At issue is a conflict of visions for the downtown area: In one camp are champions of the 24/7 lifestyle that is rapidly growing there, and in the other are those who think there are too many bars causing problems.
Downtown bar owner Brian Ruede found himself in the melee at Tuesday night’s City Council meeting, where council members turned down by a 5-2 vote his request for a special-use permit for his drinking establishment, Next Lounge & Nightclub, 7111 E. Fifth Ave.
The city is allowing Next, which has been open since 2002, to continue operations until the matter can be resolved.
Currently, the city considers Next a restaurant even though it does not meet a requirement of having food constitute more than 40 percent of its sales. Ruede is seeking the permit to change its status from a restaurant to a bar.
However, the council did not approve Ruede’s request because he does not yet have a business plan for some type of daytime operation at his establishment, which the city requires of bars.
“We need to find a healthy balance,” Ruede told the Tribune on Wednesday. “You can’t have too many bars and nightclubs in one area, but you have to have enough of them.”
Three years ago, the city began requiring that bars obtain a special-use permit to operate in downtown Scottsdale.
Some nearby merchants asked the city to reject Ruede’s request, arguing there are too many bars in the area with trash, noise and fighting problems.
Real estate agent Mackey Martin, whose office is near Ruede’s bar, said she thinks the area has enough bars.

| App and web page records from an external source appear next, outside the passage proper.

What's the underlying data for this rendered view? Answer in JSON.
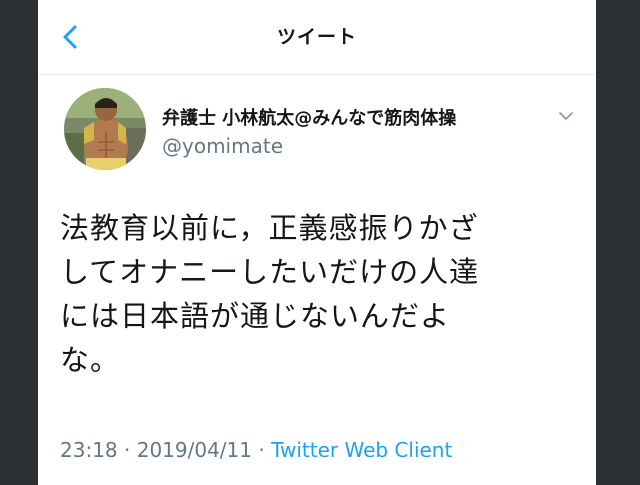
{
  "header": {
    "title": "ツイート"
  },
  "tweet": {
    "display_name": "弁護士 小林航太@みんなで筋肉体操",
    "handle": "@yomimate",
    "text": "法教育以前に，正義感振りかざ\nしてオナニーしたいだけの人達\nには日本語が通じないんだよ\nな。",
    "time": "23:18",
    "separator": "·",
    "date": "2019/04/11",
    "client": "Twitter Web Client"
  },
  "colors": {
    "accent": "#1da1f2",
    "secondary_text": "#657786",
    "primary_text": "#14171a"
  },
  "icons": {
    "back": "chevron-left-icon",
    "caret": "chevron-down-icon"
  }
}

“We have to shut down for parties. . . . It hurts our ability to get to work on Saturdays and Sundays,” Martin said. “We’re going to have 6,000 to 8,000 people living down here in the next few years, and the (city)scape has got to be user-friendly.”
The city has issued special permits to three other area bars and is currently considering special permit requests from three downtown restaurants.

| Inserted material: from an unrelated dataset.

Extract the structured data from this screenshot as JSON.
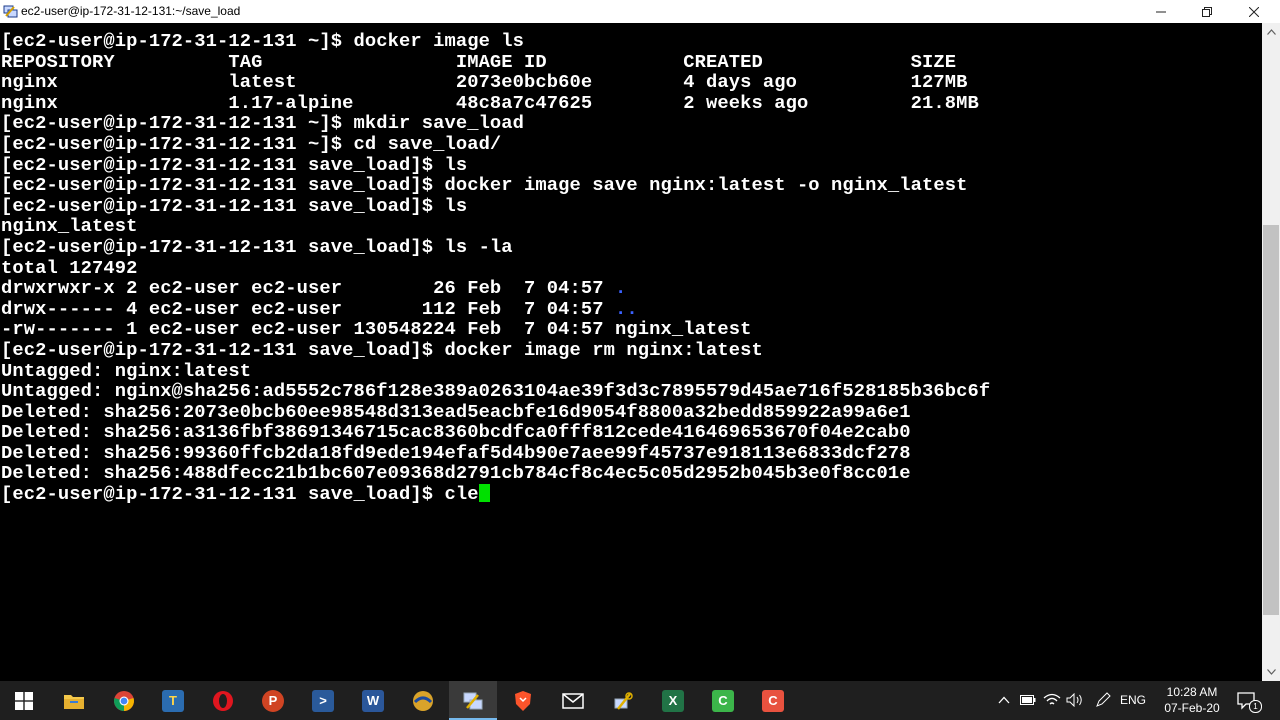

“When we complain about vandalism, unruliness, littering — everybody from the police to the City Council empathizes with the problem, but no one does anything with its solution,” wrote downtown gallery owner Agnese Udinotti to the planning commission in late February. “I thought the motto of downtown was ‘Art and Culture.’ We risk making it into ‘The Art and Culture of Drinking.’ “

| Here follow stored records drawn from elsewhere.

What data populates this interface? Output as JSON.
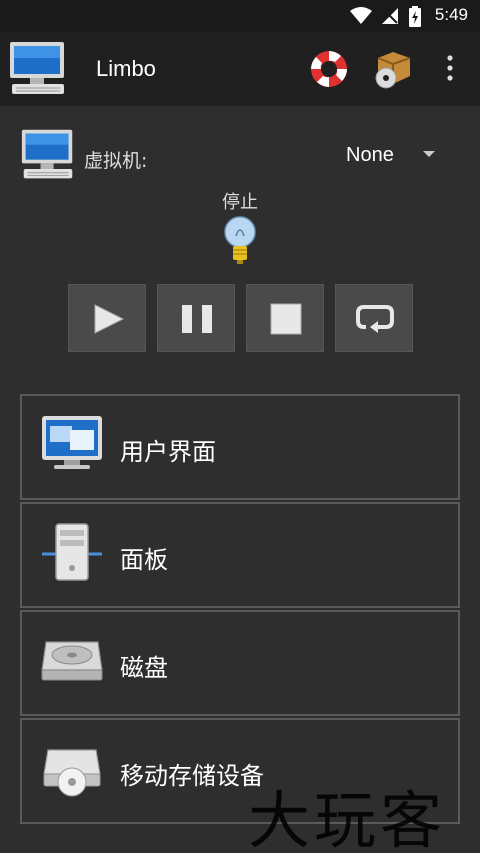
{
  "status_bar": {
    "time": "5:49"
  },
  "app_bar": {
    "title": "Limbo"
  },
  "vm": {
    "label": "虚拟机:",
    "selected": "None"
  },
  "machine_status": "停止",
  "controls": [
    {
      "name": "play-button",
      "icon": "play-icon"
    },
    {
      "name": "pause-button",
      "icon": "pause-icon"
    },
    {
      "name": "stop-button",
      "icon": "stop-icon"
    },
    {
      "name": "restart-button",
      "icon": "restart-icon"
    }
  ],
  "menu": [
    {
      "label": "用户界面",
      "icon": "monitor-ui-icon"
    },
    {
      "label": "面板",
      "icon": "server-tower-icon"
    },
    {
      "label": "磁盘",
      "icon": "hard-disk-icon"
    },
    {
      "label": "移动存储设备",
      "icon": "cd-drive-icon"
    }
  ],
  "watermark": "大玩客",
  "colors": {
    "background": "#2e2e2e",
    "app_bar": "#202020",
    "button": "#4a4a4a",
    "border": "#5a5a5a"
  }
}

Ruede was somewhat perplexed that the council did not approve his request. No one spoke publicly Tuesday against his request, city staff recommended approval, and the planning commission earlier this year recommended unanimously that he get the permit.
Ruede said he’ll keep searching for a solution.